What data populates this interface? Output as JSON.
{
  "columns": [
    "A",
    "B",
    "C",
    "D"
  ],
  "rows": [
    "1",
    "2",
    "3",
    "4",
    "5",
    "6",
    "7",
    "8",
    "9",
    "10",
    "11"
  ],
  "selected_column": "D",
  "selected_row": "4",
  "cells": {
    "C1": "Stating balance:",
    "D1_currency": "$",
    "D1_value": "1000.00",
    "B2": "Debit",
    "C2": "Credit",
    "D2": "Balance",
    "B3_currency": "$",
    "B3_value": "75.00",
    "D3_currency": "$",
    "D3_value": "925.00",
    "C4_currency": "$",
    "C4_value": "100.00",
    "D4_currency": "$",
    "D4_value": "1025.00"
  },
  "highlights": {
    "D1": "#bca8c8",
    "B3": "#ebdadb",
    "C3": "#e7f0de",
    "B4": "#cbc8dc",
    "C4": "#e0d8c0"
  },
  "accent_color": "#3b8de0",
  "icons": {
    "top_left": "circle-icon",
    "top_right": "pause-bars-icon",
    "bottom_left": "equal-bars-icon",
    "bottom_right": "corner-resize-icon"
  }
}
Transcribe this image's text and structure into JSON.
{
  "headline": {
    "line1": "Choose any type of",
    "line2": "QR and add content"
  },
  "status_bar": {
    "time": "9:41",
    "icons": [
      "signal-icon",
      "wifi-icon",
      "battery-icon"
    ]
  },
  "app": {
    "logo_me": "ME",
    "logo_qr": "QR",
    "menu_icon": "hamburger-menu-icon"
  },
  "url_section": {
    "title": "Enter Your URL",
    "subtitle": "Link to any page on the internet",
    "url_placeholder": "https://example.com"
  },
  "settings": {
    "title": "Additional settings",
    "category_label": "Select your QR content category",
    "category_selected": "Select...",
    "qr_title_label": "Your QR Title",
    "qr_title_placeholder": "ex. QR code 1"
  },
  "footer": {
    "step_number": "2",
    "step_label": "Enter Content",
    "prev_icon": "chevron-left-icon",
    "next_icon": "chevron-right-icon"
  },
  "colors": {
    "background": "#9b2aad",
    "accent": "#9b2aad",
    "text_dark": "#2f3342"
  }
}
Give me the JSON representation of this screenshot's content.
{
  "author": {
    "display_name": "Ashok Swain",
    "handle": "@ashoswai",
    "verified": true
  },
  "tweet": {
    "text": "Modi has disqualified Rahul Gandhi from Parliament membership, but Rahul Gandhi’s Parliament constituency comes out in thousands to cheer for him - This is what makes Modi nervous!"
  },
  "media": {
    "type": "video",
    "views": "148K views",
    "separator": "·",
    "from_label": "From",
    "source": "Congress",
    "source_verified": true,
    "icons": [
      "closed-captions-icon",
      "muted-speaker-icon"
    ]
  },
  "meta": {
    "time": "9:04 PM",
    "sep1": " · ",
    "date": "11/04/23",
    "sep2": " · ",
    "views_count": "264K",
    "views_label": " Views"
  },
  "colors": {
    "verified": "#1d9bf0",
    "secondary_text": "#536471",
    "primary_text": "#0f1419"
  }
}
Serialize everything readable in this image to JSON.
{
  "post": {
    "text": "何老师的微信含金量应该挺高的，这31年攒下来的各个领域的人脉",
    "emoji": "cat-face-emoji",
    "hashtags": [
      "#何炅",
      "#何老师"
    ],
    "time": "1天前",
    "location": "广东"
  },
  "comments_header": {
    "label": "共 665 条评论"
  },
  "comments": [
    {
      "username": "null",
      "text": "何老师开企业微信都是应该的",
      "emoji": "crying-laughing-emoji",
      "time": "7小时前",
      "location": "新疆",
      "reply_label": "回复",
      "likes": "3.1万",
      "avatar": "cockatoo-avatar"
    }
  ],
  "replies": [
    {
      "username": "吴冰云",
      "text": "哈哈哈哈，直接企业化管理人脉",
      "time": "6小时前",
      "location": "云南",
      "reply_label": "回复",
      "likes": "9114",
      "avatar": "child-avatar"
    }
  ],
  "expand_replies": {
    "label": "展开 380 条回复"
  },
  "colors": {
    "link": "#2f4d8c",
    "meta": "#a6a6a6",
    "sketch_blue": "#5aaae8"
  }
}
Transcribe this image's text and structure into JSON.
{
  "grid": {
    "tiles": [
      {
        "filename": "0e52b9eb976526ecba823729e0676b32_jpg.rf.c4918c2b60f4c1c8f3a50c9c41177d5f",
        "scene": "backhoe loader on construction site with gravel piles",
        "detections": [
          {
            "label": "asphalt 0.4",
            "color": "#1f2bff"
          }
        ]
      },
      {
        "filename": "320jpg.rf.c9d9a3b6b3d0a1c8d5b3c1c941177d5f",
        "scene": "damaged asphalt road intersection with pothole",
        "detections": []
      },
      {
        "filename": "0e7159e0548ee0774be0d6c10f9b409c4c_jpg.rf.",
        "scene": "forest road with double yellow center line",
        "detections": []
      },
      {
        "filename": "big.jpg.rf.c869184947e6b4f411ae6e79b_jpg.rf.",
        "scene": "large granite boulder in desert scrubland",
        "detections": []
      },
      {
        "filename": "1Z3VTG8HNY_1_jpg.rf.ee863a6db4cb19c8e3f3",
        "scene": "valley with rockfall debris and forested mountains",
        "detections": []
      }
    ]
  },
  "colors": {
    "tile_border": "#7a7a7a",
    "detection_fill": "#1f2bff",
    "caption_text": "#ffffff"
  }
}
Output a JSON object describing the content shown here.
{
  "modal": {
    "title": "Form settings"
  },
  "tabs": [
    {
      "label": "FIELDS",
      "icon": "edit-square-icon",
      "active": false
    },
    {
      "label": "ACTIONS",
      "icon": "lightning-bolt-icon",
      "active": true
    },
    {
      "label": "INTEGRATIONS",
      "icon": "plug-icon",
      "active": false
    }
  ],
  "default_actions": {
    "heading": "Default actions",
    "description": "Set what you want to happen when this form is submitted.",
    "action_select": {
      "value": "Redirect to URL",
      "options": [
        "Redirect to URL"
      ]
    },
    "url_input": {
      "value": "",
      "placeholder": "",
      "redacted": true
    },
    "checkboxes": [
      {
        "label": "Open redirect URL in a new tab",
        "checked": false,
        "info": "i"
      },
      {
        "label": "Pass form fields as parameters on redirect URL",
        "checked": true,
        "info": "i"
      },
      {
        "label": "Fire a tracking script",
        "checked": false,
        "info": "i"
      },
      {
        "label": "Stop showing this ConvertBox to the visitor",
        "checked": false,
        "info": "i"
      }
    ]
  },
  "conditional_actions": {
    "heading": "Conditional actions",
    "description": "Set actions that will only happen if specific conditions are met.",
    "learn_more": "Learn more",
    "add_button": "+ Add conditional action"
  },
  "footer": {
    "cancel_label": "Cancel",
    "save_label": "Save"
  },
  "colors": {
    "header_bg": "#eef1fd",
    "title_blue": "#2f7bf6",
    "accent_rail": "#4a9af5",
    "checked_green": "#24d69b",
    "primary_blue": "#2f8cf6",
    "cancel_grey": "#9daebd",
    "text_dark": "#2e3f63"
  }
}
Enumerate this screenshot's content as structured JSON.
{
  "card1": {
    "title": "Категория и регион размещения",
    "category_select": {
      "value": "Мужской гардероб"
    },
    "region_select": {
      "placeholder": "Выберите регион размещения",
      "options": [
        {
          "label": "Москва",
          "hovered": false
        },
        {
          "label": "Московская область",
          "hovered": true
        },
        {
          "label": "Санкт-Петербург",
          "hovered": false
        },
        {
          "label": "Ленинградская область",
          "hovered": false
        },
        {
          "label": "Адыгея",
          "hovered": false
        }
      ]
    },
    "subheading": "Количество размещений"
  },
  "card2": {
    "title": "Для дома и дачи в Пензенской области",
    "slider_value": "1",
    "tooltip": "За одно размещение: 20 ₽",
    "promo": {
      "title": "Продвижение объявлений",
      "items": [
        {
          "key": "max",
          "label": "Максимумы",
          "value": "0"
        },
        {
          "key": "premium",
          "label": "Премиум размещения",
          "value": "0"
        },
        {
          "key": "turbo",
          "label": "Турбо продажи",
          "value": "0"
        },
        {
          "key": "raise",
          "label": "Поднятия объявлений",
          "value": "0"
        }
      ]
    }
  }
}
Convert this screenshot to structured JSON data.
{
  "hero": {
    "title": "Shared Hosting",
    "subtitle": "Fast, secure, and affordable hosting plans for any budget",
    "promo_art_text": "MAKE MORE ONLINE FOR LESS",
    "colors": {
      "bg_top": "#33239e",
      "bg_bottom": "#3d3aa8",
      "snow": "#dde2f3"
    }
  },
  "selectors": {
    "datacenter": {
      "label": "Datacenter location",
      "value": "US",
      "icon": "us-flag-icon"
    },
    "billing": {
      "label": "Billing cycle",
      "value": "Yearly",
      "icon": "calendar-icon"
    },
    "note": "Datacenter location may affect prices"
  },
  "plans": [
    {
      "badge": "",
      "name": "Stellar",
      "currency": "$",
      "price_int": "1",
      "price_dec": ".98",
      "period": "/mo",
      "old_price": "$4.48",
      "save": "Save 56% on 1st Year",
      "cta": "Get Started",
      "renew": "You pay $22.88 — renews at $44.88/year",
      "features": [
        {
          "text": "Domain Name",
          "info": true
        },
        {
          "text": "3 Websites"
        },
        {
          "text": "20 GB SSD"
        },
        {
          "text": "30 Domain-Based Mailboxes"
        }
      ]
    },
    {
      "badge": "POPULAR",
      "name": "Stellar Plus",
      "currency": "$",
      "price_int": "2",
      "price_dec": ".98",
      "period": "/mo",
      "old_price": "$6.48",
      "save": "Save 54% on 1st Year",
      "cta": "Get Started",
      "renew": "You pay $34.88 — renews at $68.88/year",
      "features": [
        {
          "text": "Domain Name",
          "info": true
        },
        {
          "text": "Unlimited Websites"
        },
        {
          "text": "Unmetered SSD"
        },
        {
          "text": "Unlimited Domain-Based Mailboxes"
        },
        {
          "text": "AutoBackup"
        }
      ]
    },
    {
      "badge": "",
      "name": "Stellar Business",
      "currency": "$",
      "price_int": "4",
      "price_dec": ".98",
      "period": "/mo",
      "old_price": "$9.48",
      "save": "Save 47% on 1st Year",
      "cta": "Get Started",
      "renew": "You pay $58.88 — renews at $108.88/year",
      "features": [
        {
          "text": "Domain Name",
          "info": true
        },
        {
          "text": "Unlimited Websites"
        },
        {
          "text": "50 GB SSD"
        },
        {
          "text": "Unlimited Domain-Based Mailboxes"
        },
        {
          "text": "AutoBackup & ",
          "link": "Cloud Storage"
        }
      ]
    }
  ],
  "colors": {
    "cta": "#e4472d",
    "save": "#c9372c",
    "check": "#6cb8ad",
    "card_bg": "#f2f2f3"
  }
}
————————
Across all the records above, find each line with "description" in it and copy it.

    "description": "Set what you want to happen when this form is submitted.",
    "description": "Set actions that will only happen if specific conditions are met.",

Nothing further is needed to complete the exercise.